▶

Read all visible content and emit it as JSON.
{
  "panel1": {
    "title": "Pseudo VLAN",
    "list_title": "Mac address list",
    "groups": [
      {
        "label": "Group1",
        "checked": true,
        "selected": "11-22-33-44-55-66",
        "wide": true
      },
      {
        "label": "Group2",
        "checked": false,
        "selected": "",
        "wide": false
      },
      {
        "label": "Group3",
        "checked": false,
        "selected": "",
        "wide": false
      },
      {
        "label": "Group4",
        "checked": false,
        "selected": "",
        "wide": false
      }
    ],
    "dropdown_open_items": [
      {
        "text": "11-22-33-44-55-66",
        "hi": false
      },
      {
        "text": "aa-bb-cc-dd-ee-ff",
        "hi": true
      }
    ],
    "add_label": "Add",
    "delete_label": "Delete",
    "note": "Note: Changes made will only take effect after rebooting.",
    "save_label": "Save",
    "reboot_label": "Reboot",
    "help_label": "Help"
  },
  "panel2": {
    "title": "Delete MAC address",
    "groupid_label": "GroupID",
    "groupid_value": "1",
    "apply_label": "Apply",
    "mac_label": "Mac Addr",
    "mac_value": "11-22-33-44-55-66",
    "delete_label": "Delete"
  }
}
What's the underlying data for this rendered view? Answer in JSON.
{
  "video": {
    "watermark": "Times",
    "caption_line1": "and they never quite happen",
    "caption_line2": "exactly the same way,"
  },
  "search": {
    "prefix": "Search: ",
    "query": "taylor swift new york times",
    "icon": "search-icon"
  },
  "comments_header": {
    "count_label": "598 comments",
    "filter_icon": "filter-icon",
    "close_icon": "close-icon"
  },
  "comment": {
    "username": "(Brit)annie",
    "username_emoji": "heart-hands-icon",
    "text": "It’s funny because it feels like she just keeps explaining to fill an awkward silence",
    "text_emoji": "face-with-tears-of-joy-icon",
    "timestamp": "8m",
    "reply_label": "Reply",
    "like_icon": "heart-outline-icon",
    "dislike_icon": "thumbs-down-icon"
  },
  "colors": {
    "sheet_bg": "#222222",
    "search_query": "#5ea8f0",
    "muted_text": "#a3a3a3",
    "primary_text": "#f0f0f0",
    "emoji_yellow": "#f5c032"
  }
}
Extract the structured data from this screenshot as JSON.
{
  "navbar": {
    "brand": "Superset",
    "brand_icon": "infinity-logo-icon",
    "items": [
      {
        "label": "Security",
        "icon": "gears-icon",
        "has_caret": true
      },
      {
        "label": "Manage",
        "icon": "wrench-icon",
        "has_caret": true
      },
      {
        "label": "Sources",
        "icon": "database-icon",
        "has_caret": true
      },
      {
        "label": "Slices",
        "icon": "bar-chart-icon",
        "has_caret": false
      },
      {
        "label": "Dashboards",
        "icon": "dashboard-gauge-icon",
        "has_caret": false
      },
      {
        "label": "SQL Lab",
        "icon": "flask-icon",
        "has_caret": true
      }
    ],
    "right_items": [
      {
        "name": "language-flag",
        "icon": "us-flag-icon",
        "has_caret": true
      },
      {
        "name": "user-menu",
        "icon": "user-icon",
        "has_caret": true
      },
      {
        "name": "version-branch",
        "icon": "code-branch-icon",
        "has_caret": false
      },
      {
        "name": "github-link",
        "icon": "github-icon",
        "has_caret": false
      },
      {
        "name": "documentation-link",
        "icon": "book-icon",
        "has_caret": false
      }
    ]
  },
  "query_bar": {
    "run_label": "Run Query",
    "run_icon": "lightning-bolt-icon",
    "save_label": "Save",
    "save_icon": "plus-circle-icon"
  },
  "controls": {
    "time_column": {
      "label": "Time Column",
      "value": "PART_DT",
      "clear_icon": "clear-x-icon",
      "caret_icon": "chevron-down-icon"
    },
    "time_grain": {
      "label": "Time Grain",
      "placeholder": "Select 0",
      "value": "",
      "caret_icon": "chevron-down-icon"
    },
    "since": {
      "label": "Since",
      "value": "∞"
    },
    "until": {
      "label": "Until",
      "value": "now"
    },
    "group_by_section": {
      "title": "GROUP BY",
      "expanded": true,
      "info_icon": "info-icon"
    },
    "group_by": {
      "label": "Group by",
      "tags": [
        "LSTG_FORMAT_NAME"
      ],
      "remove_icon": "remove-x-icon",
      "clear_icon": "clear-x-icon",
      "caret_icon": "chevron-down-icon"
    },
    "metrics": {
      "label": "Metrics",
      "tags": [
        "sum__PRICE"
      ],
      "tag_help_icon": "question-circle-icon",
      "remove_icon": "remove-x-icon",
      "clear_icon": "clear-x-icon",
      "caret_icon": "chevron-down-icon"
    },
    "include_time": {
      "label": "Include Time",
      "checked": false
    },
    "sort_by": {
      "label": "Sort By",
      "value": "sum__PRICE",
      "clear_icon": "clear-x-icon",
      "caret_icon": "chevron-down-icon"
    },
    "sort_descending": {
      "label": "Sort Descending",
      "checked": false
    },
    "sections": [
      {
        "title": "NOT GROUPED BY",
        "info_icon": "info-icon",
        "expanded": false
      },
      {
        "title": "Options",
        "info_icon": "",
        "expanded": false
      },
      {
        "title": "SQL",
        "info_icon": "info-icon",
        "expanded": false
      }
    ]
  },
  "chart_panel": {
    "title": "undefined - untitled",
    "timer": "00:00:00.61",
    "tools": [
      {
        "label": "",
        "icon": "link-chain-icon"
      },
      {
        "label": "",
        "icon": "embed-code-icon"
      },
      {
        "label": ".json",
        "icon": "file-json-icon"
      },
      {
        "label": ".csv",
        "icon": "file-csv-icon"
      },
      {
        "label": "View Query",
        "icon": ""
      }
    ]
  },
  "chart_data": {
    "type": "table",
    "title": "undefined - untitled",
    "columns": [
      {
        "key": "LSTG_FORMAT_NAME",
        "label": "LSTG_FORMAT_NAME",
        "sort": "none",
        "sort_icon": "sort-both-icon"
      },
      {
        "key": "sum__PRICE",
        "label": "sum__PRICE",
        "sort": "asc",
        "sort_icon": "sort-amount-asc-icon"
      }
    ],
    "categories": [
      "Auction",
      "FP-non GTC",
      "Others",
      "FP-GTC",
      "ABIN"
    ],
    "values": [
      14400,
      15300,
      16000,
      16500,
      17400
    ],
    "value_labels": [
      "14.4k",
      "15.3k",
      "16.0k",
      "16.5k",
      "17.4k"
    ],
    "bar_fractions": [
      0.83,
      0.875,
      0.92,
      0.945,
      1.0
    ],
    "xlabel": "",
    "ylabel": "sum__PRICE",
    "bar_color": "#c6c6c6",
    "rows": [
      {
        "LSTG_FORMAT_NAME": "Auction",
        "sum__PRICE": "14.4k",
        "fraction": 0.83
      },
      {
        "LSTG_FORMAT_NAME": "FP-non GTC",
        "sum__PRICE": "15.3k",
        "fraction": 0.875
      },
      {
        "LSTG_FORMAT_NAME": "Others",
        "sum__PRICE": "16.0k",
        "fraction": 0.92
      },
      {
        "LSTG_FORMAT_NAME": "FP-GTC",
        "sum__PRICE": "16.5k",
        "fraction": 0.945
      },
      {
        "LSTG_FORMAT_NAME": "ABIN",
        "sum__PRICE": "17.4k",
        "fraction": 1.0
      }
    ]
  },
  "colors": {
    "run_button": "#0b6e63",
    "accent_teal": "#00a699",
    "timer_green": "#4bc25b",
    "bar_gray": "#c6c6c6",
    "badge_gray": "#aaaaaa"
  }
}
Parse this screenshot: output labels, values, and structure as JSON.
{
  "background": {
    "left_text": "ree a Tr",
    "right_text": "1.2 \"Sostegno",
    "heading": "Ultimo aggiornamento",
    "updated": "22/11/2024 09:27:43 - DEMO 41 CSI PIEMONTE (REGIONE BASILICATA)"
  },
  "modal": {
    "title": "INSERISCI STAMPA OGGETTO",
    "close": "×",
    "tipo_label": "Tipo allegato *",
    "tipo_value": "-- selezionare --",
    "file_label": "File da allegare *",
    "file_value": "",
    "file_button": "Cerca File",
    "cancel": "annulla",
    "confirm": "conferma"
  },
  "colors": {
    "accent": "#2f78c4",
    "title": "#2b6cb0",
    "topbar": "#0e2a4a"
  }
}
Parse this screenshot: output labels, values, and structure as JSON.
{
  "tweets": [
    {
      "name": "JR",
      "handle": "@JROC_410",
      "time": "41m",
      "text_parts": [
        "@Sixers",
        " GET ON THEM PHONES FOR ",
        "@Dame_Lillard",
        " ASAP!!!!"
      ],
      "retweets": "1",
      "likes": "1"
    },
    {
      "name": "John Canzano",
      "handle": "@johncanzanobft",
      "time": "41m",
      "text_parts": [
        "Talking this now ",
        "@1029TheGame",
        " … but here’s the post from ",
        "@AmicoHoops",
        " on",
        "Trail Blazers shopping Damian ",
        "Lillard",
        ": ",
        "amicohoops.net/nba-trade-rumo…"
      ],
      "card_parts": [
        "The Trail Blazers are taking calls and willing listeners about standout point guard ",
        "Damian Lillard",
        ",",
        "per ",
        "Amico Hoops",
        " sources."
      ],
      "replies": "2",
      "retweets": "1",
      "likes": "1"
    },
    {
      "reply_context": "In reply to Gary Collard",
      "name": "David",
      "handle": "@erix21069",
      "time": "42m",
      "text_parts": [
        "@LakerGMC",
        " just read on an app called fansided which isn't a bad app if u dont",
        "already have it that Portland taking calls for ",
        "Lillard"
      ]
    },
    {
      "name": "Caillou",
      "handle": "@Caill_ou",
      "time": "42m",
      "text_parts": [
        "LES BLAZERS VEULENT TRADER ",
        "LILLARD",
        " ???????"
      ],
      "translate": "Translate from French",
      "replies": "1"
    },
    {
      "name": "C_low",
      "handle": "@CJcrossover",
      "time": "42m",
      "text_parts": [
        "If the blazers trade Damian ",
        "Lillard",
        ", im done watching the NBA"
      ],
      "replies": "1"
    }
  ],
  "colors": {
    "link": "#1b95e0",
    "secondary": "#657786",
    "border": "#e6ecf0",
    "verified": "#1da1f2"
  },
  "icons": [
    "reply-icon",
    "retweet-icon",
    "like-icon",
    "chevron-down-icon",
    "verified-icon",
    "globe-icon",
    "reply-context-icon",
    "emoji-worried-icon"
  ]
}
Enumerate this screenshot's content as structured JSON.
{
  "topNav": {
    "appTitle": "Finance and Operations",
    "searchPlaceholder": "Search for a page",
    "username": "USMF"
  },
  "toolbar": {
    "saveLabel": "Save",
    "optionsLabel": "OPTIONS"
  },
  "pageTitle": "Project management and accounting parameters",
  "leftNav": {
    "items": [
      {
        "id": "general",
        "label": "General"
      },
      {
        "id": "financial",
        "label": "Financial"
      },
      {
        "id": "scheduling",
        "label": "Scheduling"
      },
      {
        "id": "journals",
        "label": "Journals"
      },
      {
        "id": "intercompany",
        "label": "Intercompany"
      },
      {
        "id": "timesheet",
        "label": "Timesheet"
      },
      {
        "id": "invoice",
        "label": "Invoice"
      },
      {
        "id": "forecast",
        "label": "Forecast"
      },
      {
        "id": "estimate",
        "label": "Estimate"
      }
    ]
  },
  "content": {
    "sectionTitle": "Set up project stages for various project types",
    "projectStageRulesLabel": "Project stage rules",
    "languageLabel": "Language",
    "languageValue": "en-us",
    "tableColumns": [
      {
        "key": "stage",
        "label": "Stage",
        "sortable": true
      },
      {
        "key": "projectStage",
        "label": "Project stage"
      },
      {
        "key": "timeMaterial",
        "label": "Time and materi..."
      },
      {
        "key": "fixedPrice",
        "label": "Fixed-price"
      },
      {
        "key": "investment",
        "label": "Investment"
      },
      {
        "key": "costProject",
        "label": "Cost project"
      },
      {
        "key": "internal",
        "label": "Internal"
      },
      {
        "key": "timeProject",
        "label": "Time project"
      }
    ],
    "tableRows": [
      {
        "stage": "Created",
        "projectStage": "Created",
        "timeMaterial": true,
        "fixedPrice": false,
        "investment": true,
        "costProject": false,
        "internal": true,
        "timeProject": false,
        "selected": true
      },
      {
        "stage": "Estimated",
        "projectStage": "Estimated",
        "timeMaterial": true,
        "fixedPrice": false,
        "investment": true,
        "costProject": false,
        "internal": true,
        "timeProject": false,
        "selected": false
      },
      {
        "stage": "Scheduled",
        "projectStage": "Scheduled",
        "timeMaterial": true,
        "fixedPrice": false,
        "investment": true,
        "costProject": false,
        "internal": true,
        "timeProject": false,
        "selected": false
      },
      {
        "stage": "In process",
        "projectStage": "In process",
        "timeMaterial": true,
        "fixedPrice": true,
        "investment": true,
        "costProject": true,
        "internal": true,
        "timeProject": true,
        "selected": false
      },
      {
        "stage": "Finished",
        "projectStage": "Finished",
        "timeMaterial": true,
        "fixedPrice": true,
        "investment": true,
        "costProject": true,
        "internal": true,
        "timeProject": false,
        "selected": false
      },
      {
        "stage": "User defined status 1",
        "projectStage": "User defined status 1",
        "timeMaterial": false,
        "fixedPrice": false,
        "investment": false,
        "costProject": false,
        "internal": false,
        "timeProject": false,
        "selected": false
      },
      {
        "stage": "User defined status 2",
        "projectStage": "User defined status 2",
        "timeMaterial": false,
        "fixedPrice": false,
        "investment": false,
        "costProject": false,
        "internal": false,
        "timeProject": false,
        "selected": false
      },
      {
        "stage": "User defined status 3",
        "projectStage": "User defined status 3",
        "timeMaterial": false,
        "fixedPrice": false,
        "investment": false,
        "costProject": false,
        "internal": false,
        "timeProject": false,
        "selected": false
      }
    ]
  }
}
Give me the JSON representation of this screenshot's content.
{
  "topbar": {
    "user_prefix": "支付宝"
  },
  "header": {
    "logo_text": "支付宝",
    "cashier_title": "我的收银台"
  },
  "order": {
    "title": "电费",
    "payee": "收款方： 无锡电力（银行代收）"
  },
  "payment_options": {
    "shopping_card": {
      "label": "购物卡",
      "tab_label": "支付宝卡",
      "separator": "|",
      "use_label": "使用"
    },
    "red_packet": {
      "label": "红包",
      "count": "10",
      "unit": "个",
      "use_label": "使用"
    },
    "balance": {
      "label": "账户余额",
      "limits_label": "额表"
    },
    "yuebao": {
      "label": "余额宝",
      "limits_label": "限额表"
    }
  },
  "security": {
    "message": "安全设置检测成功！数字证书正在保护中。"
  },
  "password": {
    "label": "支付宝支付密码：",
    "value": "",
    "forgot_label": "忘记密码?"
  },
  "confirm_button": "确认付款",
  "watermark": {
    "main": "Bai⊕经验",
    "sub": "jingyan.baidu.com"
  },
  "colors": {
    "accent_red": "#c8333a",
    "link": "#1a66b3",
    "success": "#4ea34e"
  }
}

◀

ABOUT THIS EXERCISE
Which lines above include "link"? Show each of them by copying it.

EXERCISE ANSWER
        "name": "github-link",
        "name": "documentation-link",
        "icon": "link-chain-icon"
    "link": "#1b95e0",
    "link": "#1a66b3",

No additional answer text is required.